Silver has it's own unique drivers.  One of the biggest is that the Central Banks (and essentially no one else) have big hordes of silver holdings with which to dump in the market to thwart silver's rise. Silver is a PM just like gold and accepted as currency now in Utah.  Given that an ounce of silver is a much smaller denomination that the equivalent ounce of gold, it is even more likely to be used as a currency.  When buying food or staples, you usually don't whip out a $1,500 note (coin) to pay for it.  Yet at ~$35 an ounce, silver is much more likely to be used in everyday currency, therefore increasing the likelihood that it will be used first and more often as a means of currency when the fiat currencies collapse.


delacroix's picture

there are not enough hordes of silver to go around, and the big banks, have mostly paper silver. there won't be any flood of supply, demand, will soak it up,in short order
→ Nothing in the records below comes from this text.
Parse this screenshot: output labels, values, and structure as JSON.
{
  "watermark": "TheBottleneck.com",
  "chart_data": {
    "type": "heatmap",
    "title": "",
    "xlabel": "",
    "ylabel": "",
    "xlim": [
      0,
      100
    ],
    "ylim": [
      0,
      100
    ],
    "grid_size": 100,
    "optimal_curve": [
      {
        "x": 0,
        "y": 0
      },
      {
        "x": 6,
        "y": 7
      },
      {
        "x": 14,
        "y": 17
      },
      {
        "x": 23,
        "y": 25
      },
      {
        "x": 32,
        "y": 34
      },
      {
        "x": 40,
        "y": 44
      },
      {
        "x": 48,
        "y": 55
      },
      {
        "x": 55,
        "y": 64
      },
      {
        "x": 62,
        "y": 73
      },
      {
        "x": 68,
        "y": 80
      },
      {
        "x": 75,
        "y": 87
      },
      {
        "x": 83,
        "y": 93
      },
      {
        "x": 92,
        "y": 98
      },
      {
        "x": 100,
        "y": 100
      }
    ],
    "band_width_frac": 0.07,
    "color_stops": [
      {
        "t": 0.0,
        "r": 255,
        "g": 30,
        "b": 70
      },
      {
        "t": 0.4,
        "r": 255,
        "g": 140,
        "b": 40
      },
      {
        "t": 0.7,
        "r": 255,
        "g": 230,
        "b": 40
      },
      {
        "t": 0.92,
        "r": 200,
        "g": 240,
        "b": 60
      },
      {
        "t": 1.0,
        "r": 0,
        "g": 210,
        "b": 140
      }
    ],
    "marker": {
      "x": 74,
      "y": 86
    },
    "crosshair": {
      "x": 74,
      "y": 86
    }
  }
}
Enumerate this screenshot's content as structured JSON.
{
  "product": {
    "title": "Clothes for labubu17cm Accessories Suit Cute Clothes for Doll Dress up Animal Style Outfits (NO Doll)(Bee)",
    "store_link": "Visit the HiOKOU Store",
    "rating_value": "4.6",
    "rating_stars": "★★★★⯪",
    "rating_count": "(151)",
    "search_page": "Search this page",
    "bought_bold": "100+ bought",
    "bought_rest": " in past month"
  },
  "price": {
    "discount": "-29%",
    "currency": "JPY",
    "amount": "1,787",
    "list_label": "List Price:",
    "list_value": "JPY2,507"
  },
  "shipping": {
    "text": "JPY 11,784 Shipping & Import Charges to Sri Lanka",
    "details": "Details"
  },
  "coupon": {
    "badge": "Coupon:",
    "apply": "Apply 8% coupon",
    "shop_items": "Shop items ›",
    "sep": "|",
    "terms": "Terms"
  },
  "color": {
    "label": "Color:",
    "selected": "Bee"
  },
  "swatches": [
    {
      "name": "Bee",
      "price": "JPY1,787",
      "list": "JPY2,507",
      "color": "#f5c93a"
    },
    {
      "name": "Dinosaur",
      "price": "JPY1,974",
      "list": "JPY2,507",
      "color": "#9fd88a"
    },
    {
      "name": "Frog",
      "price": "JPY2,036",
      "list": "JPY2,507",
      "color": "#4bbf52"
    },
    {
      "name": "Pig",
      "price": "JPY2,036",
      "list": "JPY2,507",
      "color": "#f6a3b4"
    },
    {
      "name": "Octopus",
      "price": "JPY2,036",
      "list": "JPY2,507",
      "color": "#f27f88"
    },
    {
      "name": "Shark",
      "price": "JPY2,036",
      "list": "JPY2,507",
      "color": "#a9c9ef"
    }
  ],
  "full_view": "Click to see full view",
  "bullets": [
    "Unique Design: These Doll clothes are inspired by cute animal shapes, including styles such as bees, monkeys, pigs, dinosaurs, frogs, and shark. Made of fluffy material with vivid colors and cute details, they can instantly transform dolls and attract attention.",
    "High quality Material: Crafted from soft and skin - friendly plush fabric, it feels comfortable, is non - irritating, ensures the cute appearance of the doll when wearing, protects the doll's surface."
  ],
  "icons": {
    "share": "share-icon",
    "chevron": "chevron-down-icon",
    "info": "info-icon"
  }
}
eddiebe's picture

We'll go back to the pieces of eight. I remember what two bits means; really not so long ago.

BigJim's picture

One of the biggest is that the Central Banks (and essentially no one else) have big hordes of silver holdings with which to dump in the market to thwart silver's rise.

No they don't, at least, not from what I've read. All the (big) short positions are naked.... they flood the market with paper silver. This is why the shrivelling supplies for delivery at Comex are such a big deal.

Mr Lennon Hendrix's picture

The fiat ponzi can only hold sway over the economy until finite resources have their respected output peak.  Gold production has peaked, as has platinum, oil may be peaking now, and silver is around the corner.  Gold trades instead of fiat (which is how gold trades with the stronger of the two tiered fiat- euro and dollar.  Silver and oil trade inversely.  The trade has been steady thusfar, but when supply falls across the finite resource board, the move will end the fiat based ponzi economy.

The Fundamental Problem with Oil Prices:'s picture

Yea Yea, none of this crap were evident at the start of the commodities bull market 10 years ago, !!!!! its the debt , and gold remains the leading indicator

slewie the pi-rat's picture

and these are just white swans. 

how many dumbass things will the freaking banksters doodoo before lunch, tomorrow?  plenty!

The Answer Is 42's picture

Gold may be an exception, but industrial metals will not rebound any time soon because

1. QE3 will not happen unless and until Euro or another crisis provides cover, and

2. EM growth story is coming to an end, again.

topcallingtroll's picture

Yeah I have always said brazil is a long term hold. Three percent dividend yield is not bad. I dont mind dollar averaging down if it happens.

Brazil has the most transperancy and the most open economy of the BRIC, amazing what that says about the RIC economies. It is also better diversified.

I would love to see ten percent dividend yields again. Probably will never happen.